Category Archives: Pearlescent Clay

Tutorial: Pearlescent Rainbow Blend


The other day I was playing around with ideas for mokume gane, and I realized I hadn’t done a rainbow pearl blend in awhile. This is a useful way to make up a sheet of clay that can be used for several different techniques at a time, or just use it all at once for a technique that you really love. The advantage of using a blend in mokume gane is that, of course, you have that lovely shading. So here are the steps I followed in making my rainbow pearl blend.


The set-up.

I started out with 5 colors of Premo! clay – gold, peacock pearl, green pearl, navy blue, and purple pearl. I needed to make my navy clay pearlescent, so I added silver pearl. I find the newer Premo! pearlescent colors need a bit more pearliness for this kind of technique, so I added plain pearl to the peacock, green and purple pearl. I ran each color combination through the pasta machine 50 bazillion times, until the colors were completely mixed.

Next, I took each sheet, laid it out on my work surface, and squared up the edges – I actually had rectangles, which worked fine for my needs. Now here’s a trick: I needed to make right triangles in order to make my blend, and I didn’t want to waste any of the clay I had just mixed. After all, the idea is to have a nice large sheet of clay that I can use for several techniques. What I did was cut each sheet of clay on an angle, from a top corner across to a bottom corner (left to right or right to left, your choice). Then I laid these 2 triangles on top of each other so that I had a double layer of clay. You’ll see what I mean in the next section.

I set up each doubled triangle color section like this:


Feeling a bit out of balance.

If you look at the edges, you can see how I doubled the triangles of color. Now, I set up my triangles different from some other clayers. You have heard me say here before that I am not a stickler for accuracy. It is not my style to be perfect. I just like to get the job done. Other folks might have a diagram of how to cut and set out the clay in triangles that will give you a perfect blend. But doing it my way gave me a beautiful blend that I’m really happy with, as you can see with the first photo. At any rate, the photo above shows how I set up the triangles, but as you can see, there is something missing. I got everything set up and realized that I could probably use another color, plus it would balance out my sheet. So I mixed some alizaron crimson with some gold clay, followed the triangle making steps, and here’s my set-up:

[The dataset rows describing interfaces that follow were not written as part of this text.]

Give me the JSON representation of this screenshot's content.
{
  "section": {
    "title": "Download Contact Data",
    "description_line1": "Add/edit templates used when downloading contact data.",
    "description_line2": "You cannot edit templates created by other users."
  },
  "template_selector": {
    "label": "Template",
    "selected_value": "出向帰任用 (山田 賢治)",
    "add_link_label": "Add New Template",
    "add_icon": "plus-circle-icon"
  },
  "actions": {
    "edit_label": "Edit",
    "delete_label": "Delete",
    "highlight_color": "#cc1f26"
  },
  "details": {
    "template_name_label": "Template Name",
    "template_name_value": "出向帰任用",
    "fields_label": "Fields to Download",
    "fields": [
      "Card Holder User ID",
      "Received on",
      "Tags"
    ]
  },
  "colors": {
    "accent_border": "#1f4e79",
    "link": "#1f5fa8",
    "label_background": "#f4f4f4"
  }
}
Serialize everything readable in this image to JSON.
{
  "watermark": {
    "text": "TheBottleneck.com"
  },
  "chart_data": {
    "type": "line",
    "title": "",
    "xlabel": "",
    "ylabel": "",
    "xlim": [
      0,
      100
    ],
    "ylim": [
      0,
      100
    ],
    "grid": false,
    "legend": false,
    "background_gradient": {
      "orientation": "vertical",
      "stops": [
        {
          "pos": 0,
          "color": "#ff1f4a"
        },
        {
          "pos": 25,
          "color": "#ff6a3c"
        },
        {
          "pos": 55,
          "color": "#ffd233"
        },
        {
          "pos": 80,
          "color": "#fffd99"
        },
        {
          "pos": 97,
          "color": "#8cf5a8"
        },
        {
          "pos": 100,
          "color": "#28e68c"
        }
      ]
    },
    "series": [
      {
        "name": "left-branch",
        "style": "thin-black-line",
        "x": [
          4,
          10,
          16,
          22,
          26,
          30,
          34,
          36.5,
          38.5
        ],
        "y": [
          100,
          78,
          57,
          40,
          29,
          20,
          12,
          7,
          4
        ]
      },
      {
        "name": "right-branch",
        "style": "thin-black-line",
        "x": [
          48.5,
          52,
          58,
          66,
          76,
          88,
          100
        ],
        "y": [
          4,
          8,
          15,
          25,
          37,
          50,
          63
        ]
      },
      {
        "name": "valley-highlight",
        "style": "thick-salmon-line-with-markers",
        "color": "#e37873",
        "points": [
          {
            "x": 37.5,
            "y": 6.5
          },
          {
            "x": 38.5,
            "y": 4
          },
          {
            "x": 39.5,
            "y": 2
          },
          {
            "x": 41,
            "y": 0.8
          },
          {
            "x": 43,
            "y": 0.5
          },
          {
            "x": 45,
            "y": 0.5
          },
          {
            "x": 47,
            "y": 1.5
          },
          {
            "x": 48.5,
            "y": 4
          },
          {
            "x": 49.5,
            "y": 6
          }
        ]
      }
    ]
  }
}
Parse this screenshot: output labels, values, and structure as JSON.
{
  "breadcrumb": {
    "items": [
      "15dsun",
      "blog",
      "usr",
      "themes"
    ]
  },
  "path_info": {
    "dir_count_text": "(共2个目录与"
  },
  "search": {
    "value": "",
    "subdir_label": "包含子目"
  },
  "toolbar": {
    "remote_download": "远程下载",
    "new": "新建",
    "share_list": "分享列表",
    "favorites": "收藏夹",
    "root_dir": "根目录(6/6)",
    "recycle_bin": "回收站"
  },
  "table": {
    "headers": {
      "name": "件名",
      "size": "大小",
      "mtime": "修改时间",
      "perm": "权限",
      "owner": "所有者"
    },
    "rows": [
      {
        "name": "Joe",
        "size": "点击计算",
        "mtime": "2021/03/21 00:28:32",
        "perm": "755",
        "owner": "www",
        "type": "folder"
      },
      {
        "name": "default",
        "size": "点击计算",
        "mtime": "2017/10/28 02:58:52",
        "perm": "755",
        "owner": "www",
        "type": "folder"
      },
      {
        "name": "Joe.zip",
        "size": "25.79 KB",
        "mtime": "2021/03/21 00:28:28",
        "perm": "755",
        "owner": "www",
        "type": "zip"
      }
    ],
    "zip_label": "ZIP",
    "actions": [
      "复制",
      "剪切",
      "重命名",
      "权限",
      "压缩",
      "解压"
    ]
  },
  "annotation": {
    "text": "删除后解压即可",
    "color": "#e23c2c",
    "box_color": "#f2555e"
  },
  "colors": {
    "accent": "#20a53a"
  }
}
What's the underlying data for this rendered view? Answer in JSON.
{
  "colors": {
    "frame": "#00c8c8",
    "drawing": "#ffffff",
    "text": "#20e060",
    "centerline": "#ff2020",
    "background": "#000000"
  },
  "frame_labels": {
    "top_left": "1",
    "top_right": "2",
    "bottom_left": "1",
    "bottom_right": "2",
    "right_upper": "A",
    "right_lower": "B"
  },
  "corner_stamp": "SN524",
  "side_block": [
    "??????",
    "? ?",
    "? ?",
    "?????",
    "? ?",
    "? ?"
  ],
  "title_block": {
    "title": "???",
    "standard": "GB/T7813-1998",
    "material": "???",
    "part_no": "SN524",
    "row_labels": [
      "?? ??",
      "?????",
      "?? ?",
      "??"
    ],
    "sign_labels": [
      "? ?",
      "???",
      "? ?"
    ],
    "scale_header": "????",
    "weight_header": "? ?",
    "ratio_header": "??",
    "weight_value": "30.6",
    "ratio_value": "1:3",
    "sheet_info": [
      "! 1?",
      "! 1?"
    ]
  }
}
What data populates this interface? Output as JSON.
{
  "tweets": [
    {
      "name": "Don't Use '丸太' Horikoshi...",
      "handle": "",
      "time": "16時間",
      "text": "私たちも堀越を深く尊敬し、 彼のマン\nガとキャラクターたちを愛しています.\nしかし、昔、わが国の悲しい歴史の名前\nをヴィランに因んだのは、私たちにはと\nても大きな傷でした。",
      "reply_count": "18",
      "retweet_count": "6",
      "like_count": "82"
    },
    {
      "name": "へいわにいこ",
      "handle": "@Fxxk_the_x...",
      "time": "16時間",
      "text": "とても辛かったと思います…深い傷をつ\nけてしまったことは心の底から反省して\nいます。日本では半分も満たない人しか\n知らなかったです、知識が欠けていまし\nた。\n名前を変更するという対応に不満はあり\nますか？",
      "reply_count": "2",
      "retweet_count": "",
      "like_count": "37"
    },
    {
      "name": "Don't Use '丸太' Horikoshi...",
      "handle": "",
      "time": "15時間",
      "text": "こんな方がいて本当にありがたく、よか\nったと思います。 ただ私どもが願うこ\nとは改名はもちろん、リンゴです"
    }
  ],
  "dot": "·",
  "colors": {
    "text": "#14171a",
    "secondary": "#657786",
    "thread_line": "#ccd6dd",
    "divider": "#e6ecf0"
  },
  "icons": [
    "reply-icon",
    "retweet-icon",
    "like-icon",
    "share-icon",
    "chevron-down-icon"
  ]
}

Now isn’t that pretty.

Don’t worry about those little dots of peacock that are on the gold, because they are going to get mixed into the blend anyway.

Next step: It is very important to run your sheet through the pasta machine thusly:


Please ignore the junk in the background.

Think of your triangles as stripes, which is what they will become. You always want your stripes to run top to bottom, never side to side. It will really mess up your blend and make you cry if you do not heed this advice. Here’s the sheet after the first pass through the machine:


That red clay really spreads out.

It’s a bit wopple-joggled (never heard that one before?), but I’ll just trim it up and all will be well. Now, fold this sheet in half across the triangles, so that the colors match up (stripes run top to bottom, remember?).


Match colors to colors, please?

Here is the sheet folded:


Scary to make that fold, isn’t it?

At this point it’s so hard to know if you’re folding the sheet correctly, but here’s another hint: you always want your fold to be across all of the colors. If the red had touched the blue in this picture, I would be doing it wrong.

Now run the blend through the pasta machine again, fold first. Remove it from your machine, fold as before, roll it through the machine. Repeat approximately 15 times.  Here is my blend after 6 runs through the machine:


Getting there.

As you can see, the colors aren’t really mixed together yet, they’re just laying on top of each other. Here’s the sheet after 15 runs through the machine:


All blended up!

And there you have it. This sheet is about 5.5 inches wide by 12 inches long. I’ll be able to cut it into at least 3 sections and experiment with techniques. I’ll be sure to share when I do!